The door just had to creak. Loudly. Let’s just announce to the evil wizard that somebody was coming. Great! Done with her internal monologue, Butratris scanned the place. Stone walls, no carpets, nothing but a spiral staircase that did not look like a threatening trap at all. Nope. Not at all.
“Stay behind me,” she cautioned. Taking the lead, she led her brother up, up and more up. In fact, they went so far up she was beginning to think this was some magic evil wizard trick until they reached a landing. Now this room was cozy with its bear skinned rugs and even a fireplace with a crackling fire. On the walls were the almost obligatory heads of animals. It was a surprisingly hunter-y lodge rather than the musty scrolls she thought a wizard would have.

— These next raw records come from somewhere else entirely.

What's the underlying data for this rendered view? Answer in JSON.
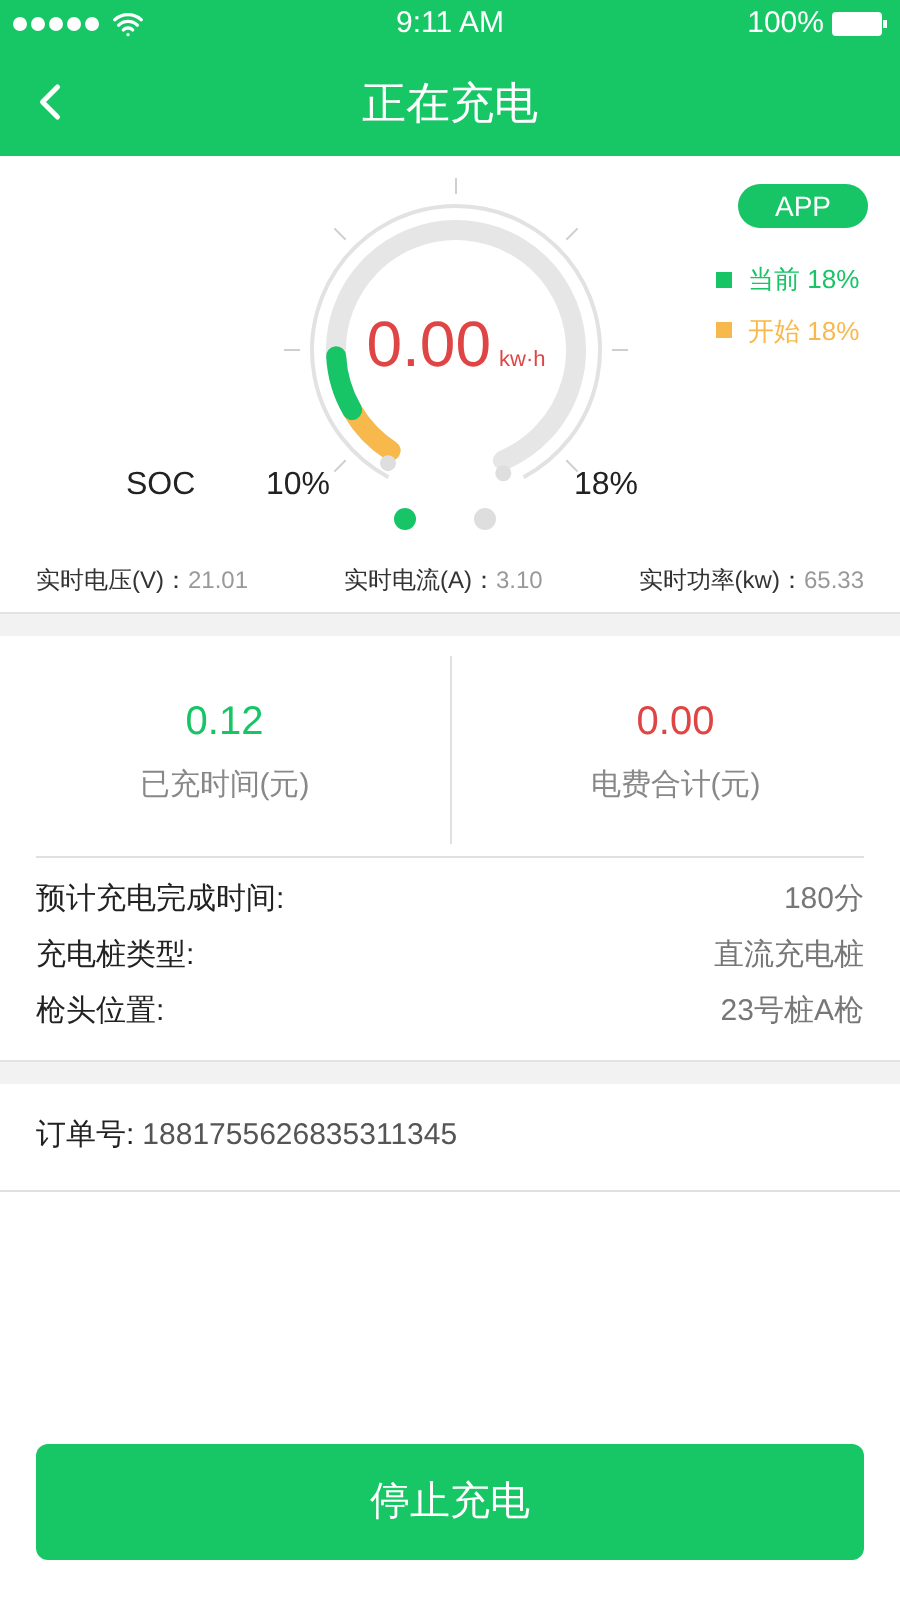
{
  "status_bar": {
    "time": "9:11 AM",
    "battery": "100%"
  },
  "header": {
    "title": "正在充电"
  },
  "gauge": {
    "value": "0.00",
    "unit": "kw·h",
    "label": "SOC",
    "start": "10%",
    "end": "18%",
    "badge": "APP",
    "legend": [
      {
        "label": "当前 18%",
        "color": "#17c466"
      },
      {
        "label": "开始 18%",
        "color": "#f8b94c"
      }
    ],
    "pages": [
      {
        "selected": true
      },
      {
        "selected": false
      }
    ]
  },
  "metrics": [
    {
      "label": "实时电压(V)：",
      "value": "21.01"
    },
    {
      "label": "实时电流(A)：",
      "value": "3.10"
    },
    {
      "label": "实时功率(kw)：",
      "value": "65.33"
    }
  ],
  "totals": [
    {
      "kind": "time",
      "value": "0.12",
      "label": "已充时间(元)"
    },
    {
      "kind": "cost",
      "value": "0.00",
      "label": "电费合计(元)"
    }
  ],
  "details": [
    {
      "label": "预计充电完成时间:",
      "value": "180分"
    },
    {
      "label": "充电桩类型:",
      "value": "直流充电桩"
    },
    {
      "label": "枪头位置:",
      "value": "23号桩A枪"
    }
  ],
  "order": {
    "label": "订单号:",
    "value": "1881755626835311345"
  },
  "stop_button": "停止充电"
}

“I’ve been expecting you.” The voice, more of a sneer, came from the left side of the room. An area cloaked in shadow.
Butratris boldly stepped forward. “I demand you restore everyone right this instant!” she ordered in her best imperial tone.
Sinister laughter filled the room. “I’m not frightened by your silly rubber sword.”
Butratris looked down at her bright green rubbery sword and chastised herself yet again for failing to do that stupid quest that would have given her a flaming spear. It was rather dumb to come here with a toy weapon, but what else could she do? Then she thought of the blessing and smiled to herself.
“You should be,” she boldly declared. “This rubbery weapon was blessed by the Goddess of Life.” She pointed it at the shadowy figure. “One touch and you regain a heart.”
The shadowy figure wasn’t laughing now. In fact, he looked a bit shivery.
Butratris took a step forward.
“No!” The figure shrieked. “Don’t come any closer!”
“Transform everyone back and I’ll hold my wrath.”
“Ok, sure.” He waved shadowy hands and pronounced, “There, all done. You can leave now.”
Oh she wasn’t falling for that. He didn’t even say a word. She might have slept through magic lessons but even she knew a spell had a verbal component.
“You’re lying!” she accused.
The man laughed a wicked, taunting laugh that chilled the bones. “Of course I’m lying. I’m an evil villain, that’s what I do. What else did you expect?”
“I expect you to-” She didn’t finish, instead lunging at him with the blessed sword. As it touched his chest he shrieked as if in great physical pain and began to shrivel.
His shriek started loud but got soft and tiny as he shrunk into a wrinkled sphere. Then he winked out entirely.
“Well, I didn’t quite expect that,” Burtratris exclaimed in surprise. Taking her brother’s hand she said, “C’mon, let’s go home and see if everyone has been restored.”
When they arrived at the castle, the king and queen were standing in the entryway. Upon seeing their children, they began to chastise them.
“Where have you been?” the king yelled.
“What mess did you cause now?” the queen said more sedately but with that exasperated tone that only parents got.
Princess Butratris just smiled at her parents standing there completely unscaled. It was great to be home.